Steroid wrote:If I've made my positions out to be lofty or noble, I have done so in error. They're not. They're simply useful positions for me to take. Giving them names only helps to understand how I reach them. Both a libertarian and a plutocrat might want lower taxes. I think that it's better to say why I want them.
This is why I think that we have so much trouble understanding each other. I don't read your positions as being universal. I think they're your positions, that you want me to feel the consequences of. Conversely, you see mine as universal, when they're not.
Truth be told, if I thought your positions were universal I'd be absolutely terrified of the world we live in. What I am bothered by is that you are applying labels to yourself that are not accurate to you at all. It makes it very difficult to discuss with someone when there's a huge disconnect between one statement ("I care about rights") and another statement ("I don't care about these people's rights"). It's OK to not be a libertarian (I'm not one!) and it's OK to not have a simple catch-all for your beliefs (I don't have one! Though I guess "liberal" is a semi-accurate approximation. Sorta.), but that doesn't mean you should use the label of a group that you're willing to use to further your own, separate, beliefs.
The whole thing could have been avoided by not insisting that you're a libertarian -- it's not an accurate description of your belief system (which, again, is fine -- though I do think I disagree with nearly every part of that system itself), even as a semi-accurate approximation. Your belief system is more accurately described as self-interest than as libertarianism. You're willing to use libertarianism to further your self-interest, but that doesn't mean your beliefs are libertarian. You can't see the rights of others as insignificantly as you do and be a libertarian.
Steroid wrote:I'm glad you brought up the monkey sphere. When I read about that, I thought, "This applies to me," and rather than assume that I am flawed because of it, took it as a good way of understanding myself.

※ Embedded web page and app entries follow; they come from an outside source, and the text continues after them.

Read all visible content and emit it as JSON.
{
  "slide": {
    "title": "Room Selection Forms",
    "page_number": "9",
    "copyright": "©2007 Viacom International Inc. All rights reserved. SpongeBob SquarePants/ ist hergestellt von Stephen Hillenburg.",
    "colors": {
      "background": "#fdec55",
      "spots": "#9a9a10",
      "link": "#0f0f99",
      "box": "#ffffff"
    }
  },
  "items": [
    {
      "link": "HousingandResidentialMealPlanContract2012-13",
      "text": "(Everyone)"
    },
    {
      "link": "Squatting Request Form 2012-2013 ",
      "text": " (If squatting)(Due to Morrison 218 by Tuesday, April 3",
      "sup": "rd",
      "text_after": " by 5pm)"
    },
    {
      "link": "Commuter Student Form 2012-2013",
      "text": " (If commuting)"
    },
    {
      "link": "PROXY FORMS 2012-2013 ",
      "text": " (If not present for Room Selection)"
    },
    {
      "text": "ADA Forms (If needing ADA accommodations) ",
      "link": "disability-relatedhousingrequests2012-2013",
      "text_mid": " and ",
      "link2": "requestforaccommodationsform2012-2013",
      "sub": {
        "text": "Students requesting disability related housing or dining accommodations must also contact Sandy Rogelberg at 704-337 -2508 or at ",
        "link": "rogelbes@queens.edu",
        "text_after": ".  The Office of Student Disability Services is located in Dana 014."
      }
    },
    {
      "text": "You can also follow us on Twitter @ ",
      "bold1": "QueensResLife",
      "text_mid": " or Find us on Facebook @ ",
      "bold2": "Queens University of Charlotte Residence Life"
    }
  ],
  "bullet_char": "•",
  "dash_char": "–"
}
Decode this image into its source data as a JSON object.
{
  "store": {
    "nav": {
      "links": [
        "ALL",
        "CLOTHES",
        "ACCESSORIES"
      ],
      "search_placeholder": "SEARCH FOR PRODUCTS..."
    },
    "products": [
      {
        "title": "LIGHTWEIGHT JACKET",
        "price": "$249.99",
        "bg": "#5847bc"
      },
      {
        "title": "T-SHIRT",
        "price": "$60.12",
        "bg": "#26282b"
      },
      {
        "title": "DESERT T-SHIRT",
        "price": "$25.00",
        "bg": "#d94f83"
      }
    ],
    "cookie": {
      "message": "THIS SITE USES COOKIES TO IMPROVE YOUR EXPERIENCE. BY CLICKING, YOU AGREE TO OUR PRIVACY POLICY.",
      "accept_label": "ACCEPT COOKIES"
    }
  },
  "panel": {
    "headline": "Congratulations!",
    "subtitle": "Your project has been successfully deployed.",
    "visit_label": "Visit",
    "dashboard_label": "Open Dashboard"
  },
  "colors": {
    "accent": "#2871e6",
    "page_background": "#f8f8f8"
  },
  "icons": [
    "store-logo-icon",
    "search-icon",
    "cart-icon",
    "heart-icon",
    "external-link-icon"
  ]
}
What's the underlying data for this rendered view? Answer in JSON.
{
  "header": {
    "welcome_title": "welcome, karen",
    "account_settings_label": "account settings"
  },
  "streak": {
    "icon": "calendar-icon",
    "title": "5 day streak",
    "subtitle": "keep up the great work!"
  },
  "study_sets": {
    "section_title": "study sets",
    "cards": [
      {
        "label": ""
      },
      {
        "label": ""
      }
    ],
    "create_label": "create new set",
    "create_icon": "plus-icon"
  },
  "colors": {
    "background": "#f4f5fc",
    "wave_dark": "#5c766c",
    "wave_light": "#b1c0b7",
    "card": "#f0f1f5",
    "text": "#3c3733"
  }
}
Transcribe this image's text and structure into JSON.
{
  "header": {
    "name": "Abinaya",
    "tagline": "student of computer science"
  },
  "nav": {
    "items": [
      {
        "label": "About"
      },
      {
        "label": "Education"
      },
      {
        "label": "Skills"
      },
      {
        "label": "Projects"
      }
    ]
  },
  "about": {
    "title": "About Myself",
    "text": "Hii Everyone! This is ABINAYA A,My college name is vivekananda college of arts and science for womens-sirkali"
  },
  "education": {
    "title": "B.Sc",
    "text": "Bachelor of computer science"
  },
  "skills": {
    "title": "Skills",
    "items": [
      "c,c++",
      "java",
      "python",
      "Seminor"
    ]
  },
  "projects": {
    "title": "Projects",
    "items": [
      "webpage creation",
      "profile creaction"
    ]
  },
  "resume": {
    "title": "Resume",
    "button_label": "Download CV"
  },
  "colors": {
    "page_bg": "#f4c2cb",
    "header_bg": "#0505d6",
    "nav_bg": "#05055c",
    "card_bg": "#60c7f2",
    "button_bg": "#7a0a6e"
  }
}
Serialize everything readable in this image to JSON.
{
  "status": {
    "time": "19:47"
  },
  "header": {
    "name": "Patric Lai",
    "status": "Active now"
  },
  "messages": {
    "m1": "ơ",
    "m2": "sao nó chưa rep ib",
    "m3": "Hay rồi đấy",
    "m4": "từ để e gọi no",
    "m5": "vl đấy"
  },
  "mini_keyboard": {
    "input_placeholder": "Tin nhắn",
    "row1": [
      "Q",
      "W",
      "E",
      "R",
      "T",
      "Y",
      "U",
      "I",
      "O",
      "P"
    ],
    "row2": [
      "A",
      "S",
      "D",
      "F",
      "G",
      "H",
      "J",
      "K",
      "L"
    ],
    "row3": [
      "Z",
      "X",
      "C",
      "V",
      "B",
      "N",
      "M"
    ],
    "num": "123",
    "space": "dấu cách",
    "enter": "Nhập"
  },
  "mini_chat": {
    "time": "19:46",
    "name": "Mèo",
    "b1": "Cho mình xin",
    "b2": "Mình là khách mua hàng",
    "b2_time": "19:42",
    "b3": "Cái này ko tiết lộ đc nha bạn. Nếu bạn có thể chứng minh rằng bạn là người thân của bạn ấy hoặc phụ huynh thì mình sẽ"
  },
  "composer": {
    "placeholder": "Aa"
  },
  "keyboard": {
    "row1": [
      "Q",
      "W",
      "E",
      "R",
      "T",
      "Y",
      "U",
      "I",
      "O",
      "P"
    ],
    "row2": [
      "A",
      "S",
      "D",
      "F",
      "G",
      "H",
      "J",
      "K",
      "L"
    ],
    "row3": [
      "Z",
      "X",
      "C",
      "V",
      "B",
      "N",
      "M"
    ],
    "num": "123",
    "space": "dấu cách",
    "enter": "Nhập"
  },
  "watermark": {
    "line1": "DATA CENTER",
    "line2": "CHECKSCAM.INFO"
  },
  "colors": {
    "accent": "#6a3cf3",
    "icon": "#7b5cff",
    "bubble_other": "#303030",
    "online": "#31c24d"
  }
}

The interesting thing about the monkey-sphere is it's supposed to apply to everyone. If I recall correctly, it's also believed to explain why people care so much about celebrities -- they act as a common point of the spheres of individuals, allow for an easier interaction. It also explains why we're more able to concern ourselves with atrocities in Eastern Europe or North Africa than we are with those in sub-Saharan Africa: the people in one set are less "points" further from our own sphere than the people in another set.